Extracted data entries:

---+---

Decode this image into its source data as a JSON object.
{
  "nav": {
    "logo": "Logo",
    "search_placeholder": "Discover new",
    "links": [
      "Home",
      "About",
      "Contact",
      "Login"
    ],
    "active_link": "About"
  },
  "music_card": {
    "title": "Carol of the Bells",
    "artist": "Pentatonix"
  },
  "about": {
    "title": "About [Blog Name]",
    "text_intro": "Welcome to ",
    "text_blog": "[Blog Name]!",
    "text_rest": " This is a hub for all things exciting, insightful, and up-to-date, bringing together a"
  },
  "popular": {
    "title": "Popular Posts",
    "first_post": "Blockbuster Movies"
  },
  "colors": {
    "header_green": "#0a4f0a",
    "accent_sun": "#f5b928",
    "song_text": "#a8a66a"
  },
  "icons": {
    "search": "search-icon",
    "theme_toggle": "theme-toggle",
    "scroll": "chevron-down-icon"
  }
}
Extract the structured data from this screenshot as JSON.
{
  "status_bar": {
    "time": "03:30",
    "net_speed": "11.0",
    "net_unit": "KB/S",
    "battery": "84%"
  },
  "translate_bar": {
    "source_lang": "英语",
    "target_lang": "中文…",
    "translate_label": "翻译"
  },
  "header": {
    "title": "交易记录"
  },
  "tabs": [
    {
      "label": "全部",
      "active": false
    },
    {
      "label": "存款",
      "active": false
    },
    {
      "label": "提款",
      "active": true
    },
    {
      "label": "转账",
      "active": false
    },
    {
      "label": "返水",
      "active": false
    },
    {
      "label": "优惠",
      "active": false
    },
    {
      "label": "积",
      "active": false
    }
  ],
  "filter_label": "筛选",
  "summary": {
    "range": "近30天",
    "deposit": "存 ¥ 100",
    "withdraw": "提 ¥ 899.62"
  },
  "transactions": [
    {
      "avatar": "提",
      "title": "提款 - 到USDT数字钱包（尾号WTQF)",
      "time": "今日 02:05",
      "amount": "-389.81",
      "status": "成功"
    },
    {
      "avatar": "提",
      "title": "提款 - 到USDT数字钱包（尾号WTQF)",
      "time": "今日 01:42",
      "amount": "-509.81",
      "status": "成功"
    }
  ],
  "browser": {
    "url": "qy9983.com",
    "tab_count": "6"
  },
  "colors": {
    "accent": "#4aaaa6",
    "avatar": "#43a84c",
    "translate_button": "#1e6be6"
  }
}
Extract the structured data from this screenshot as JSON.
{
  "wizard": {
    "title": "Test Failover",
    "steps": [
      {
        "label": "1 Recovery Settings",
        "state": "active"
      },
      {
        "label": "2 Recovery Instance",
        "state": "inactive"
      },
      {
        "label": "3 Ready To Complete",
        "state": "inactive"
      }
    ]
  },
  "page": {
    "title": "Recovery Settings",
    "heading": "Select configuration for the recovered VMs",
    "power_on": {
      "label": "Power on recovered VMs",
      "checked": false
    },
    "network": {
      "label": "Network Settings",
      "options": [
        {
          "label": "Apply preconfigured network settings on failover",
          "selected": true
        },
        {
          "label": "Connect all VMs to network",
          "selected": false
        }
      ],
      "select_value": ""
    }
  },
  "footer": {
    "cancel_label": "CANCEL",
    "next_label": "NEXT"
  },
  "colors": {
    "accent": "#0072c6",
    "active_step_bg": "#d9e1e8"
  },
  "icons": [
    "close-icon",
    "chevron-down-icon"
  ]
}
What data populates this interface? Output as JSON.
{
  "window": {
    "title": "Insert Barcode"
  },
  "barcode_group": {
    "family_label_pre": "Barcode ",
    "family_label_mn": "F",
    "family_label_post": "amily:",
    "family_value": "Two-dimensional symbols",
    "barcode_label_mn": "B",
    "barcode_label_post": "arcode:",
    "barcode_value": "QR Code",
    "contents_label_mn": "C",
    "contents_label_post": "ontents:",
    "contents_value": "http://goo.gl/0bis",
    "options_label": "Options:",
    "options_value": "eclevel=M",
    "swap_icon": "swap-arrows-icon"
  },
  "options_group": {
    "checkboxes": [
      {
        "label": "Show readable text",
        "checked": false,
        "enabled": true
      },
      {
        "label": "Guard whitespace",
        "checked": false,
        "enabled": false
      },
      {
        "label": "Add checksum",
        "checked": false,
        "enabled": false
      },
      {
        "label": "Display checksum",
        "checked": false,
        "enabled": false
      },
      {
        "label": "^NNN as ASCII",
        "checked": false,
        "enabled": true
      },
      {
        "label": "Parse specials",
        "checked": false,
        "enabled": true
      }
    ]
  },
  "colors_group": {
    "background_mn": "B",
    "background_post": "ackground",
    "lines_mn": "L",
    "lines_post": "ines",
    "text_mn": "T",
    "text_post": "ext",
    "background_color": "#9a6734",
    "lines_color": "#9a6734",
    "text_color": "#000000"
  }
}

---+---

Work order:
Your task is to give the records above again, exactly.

Result of this task:
Decode this image into its source data as a JSON object.
{
  "nav": {
    "logo": "Logo",
    "search_placeholder": "Discover new",
    "links": [
      "Home",
      "About",
      "Contact",
      "Login"
    ],
    "active_link": "About"
  },
  "music_card": {
    "title": "Carol of the Bells",
    "artist": "Pentatonix"
  },
  "about": {
    "title": "About [Blog Name]",
    "text_intro": "Welcome to ",
    "text_blog": "[Blog Name]!",
    "text_rest": " This is a hub for all things exciting, insightful, and up-to-date, bringing together a"
  },
  "popular": {
    "title": "Popular Posts",
    "first_post": "Blockbuster Movies"
  },
  "colors": {
    "header_green": "#0a4f0a",
    "accent_sun": "#f5b928",
    "song_text": "#a8a66a"
  },
  "icons": {
    "search": "search-icon",
    "theme_toggle": "theme-toggle",
    "scroll": "chevron-down-icon"
  }
}
Extract the structured data from this screenshot as JSON.
{
  "status_bar": {
    "time": "03:30",
    "net_speed": "11.0",
    "net_unit": "KB/S",
    "battery": "84%"
  },
  "translate_bar": {
    "source_lang": "英语",
    "target_lang": "中文…",
    "translate_label": "翻译"
  },
  "header": {
    "title": "交易记录"
  },
  "tabs": [
    {
      "label": "全部",
      "active": false
    },
    {
      "label": "存款",
      "active": false
    },
    {
      "label": "提款",
      "active": true
    },
    {
      "label": "转账",
      "active": false
    },
    {
      "label": "返水",
      "active": false
    },
    {
      "label": "优惠",
      "active": false
    },
    {
      "label": "积",
      "active": false
    }
  ],
  "filter_label": "筛选",
  "summary": {
    "range": "近30天",
    "deposit": "存 ¥ 100",
    "withdraw": "提 ¥ 899.62"
  },
  "transactions": [
    {
      "avatar": "提",
      "title": "提款 - 到USDT数字钱包（尾号WTQF)",
      "time": "今日 02:05",
      "amount": "-389.81",
      "status": "成功"
    },
    {
      "avatar": "提",
      "title": "提款 - 到USDT数字钱包（尾号WTQF)",
      "time": "今日 01:42",
      "amount": "-509.81",
      "status": "成功"
    }
  ],
  "browser": {
    "url": "qy9983.com",
    "tab_count": "6"
  },
  "colors": {
    "accent": "#4aaaa6",
    "avatar": "#43a84c",
    "translate_button": "#1e6be6"
  }
}
Extract the structured data from this screenshot as JSON.
{
  "wizard": {
    "title": "Test Failover",
    "steps": [
      {
        "label": "1 Recovery Settings",
        "state": "active"
      },
      {
        "label": "2 Recovery Instance",
        "state": "inactive"
      },
      {
        "label": "3 Ready To Complete",
        "state": "inactive"
      }
    ]
  },
  "page": {
    "title": "Recovery Settings",
    "heading": "Select configuration for the recovered VMs",
    "power_on": {
      "label": "Power on recovered VMs",
      "checked": false
    },
    "network": {
      "label": "Network Settings",
      "options": [
        {
          "label": "Apply preconfigured network settings on failover",
          "selected": true
        },
        {
          "label": "Connect all VMs to network",
          "selected": false
        }
      ],
      "select_value": ""
    }
  },
  "footer": {
    "cancel_label": "CANCEL",
    "next_label": "NEXT"
  },
  "colors": {
    "accent": "#0072c6",
    "active_step_bg": "#d9e1e8"
  },
  "icons": [
    "close-icon",
    "chevron-down-icon"
  ]
}
What data populates this interface? Output as JSON.
{
  "window": {
    "title": "Insert Barcode"
  },
  "barcode_group": {
    "family_label_pre": "Barcode ",
    "family_label_mn": "F",
    "family_label_post": "amily:",
    "family_value": "Two-dimensional symbols",
    "barcode_label_mn": "B",
    "barcode_label_post": "arcode:",
    "barcode_value": "QR Code",
    "contents_label_mn": "C",
    "contents_label_post": "ontents:",
    "contents_value": "http://goo.gl/0bis",
    "options_label": "Options:",
    "options_value": "eclevel=M",
    "swap_icon": "swap-arrows-icon"
  },
  "options_group": {
    "checkboxes": [
      {
        "label": "Show readable text",
        "checked": false,
        "enabled": true
      },
      {
        "label": "Guard whitespace",
        "checked": false,
        "enabled": false
      },
      {
        "label": "Add checksum",
        "checked": false,
        "enabled": false
      },
      {
        "label": "Display checksum",
        "checked": false,
        "enabled": false
      },
      {
        "label": "^NNN as ASCII",
        "checked": false,
        "enabled": true
      },
      {
        "label": "Parse specials",
        "checked": false,
        "enabled": true
      }
    ]
  },
  "colors_group": {
    "background_mn": "B",
    "background_post": "ackground",
    "lines_mn": "L",
    "lines_post": "ines",
    "text_mn": "T",
    "text_post": "ext",
    "background_color": "#9a6734",
    "lines_color": "#9a6734",
    "text_color": "#000000"
  }
}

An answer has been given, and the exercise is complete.